Other animals in a similar situation are sent to conservation programs around Israel whenever possible.

An injured golden eagle that arrived several months ago was sent to the Carmel region in northern Israel, home to several breeding programs for endangered species, after the team wasn’t able to save its wing.

Not your average hospital

The hospital itself is divided into several rooms including an operating room, which has been occupied by an African lion and a bear from the Safari; an intensive care unit where ISRAEL21c saw a gazelle recovering from a car accident; an x-ray imaging room; and a nursery, where hundreds of orphaned nestlings and fledglings are being treated, fed and monitored by volunteers.

Mango, a 250kg (550-pound) Syrian brown bear with a herniated disc, rests on a bed as veterinarians and staff prepare him for surgery at the Israeli Wildlife Hospital. Photo by Ramat Gan Safari/FLASH90

“There is such a big variety of animals here and you need to know how to fit the treatment to the right animal and its behavior,” said Elias.

“We don’t have a lot of staff and the number of animals is always increasing. It’s not easy,” she continued. “When we have 400 animals at once in the hospital and all kinds of emergencies, it’s very hard.”

The Israeli Wildlife Hospital at the Ramat Gan Safari. Photo courtesy


The hospital welcomes volunteers from around the world and young Israelis doing their National Service. Volunteers nurse baby birds and mammals, clean cages, prepare food and assist with other areas of hospitalization.

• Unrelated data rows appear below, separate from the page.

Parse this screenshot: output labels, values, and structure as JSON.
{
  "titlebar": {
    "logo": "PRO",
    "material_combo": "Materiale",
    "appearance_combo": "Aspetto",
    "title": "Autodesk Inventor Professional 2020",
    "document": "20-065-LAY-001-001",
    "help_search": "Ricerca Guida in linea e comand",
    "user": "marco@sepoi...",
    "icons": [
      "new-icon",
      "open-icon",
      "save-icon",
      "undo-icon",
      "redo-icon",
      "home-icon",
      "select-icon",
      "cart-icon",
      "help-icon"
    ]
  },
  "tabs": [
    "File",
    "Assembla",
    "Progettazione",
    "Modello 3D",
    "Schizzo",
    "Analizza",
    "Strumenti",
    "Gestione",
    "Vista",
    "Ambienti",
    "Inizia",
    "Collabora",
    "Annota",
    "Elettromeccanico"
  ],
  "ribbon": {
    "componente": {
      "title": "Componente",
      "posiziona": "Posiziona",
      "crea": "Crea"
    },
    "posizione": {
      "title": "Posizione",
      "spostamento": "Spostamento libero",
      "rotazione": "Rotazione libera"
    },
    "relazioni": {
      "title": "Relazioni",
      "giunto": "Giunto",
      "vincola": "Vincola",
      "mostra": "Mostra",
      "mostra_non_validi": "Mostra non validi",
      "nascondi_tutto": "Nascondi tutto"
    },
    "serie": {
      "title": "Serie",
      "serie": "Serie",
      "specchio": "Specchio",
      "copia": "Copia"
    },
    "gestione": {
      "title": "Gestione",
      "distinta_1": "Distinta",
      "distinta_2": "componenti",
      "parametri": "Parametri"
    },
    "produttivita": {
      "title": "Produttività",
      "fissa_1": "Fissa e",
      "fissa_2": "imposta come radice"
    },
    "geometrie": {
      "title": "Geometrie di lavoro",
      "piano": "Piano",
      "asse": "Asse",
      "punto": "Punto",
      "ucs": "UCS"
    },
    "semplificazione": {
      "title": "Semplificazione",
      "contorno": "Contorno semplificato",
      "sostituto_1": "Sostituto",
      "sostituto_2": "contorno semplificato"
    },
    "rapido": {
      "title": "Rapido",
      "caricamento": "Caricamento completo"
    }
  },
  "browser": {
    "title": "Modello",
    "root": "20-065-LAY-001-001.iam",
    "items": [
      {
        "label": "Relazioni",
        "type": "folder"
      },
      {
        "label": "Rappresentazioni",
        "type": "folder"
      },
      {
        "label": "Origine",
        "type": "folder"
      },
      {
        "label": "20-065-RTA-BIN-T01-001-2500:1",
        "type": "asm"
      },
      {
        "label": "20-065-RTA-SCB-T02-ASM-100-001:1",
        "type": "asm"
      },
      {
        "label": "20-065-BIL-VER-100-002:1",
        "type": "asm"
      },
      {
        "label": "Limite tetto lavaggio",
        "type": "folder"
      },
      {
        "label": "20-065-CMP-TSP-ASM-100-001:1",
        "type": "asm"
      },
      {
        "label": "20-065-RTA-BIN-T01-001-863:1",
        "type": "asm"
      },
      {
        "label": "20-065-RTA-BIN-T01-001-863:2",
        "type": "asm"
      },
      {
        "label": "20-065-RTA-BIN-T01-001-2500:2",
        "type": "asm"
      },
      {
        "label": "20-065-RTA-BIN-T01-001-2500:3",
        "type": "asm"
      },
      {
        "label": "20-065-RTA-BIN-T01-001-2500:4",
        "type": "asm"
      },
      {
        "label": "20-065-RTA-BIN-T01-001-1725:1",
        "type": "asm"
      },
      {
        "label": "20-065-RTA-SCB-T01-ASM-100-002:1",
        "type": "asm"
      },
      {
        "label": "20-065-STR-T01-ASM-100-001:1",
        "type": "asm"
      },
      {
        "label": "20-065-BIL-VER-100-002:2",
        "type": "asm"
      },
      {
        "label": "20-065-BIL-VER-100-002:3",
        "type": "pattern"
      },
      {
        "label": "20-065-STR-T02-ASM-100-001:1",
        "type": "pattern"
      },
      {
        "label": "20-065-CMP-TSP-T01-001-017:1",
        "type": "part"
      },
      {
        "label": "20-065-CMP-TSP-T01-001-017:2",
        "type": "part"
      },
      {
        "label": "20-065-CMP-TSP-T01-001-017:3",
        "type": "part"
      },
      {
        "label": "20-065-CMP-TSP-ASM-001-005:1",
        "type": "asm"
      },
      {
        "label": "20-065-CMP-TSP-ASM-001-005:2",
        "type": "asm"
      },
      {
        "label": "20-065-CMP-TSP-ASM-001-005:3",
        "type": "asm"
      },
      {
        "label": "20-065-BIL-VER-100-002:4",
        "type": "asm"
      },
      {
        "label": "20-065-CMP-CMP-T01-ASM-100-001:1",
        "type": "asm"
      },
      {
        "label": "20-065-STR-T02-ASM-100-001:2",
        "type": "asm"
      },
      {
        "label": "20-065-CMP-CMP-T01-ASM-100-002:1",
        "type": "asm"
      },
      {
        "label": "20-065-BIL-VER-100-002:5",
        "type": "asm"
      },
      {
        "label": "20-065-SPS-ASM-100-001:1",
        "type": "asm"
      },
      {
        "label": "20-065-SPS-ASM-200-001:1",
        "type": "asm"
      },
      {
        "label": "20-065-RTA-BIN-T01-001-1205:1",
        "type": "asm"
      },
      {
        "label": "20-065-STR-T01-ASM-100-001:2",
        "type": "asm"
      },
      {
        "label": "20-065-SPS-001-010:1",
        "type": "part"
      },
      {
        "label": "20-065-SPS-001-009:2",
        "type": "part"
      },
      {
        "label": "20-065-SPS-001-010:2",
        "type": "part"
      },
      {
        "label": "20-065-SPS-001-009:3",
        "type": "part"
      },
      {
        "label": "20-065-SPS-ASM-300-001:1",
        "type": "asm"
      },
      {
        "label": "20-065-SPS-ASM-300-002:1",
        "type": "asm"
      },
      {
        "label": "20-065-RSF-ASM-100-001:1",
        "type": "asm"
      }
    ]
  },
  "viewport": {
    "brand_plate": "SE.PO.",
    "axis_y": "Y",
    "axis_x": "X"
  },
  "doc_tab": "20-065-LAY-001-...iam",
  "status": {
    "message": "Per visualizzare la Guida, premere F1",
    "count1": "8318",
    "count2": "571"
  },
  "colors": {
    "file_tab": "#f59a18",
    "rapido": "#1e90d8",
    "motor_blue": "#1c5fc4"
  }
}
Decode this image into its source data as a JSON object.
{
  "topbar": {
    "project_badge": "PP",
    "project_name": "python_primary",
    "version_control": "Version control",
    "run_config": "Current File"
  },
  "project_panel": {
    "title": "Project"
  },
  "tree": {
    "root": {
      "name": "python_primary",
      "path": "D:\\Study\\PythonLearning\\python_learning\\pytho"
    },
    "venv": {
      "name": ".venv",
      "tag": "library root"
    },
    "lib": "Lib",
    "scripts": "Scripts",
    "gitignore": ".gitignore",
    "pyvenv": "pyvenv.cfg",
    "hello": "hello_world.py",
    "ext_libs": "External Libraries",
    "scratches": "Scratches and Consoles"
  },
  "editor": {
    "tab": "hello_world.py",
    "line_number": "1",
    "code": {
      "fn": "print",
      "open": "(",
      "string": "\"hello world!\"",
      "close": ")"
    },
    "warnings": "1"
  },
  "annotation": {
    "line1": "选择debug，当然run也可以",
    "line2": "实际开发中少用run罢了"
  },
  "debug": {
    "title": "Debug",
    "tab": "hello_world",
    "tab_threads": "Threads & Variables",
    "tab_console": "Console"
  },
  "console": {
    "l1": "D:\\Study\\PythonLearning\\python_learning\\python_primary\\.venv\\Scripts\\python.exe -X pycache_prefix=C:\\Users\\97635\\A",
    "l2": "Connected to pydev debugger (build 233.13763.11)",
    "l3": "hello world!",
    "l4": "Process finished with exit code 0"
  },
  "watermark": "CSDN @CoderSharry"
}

Elias says regular citizens can help out by alerting the Nature and Park Authority hotline (*3639) when they find a wild animal in need.

“It’s very important for people to know when there are baby animals or cubs in the wild, most of the time the mother is still in the area and she’s looking for food. People tend to think she abandoned the baby but it’s not the case. It’s best to call the hotline and a ranger will come check it out,” advised Elias.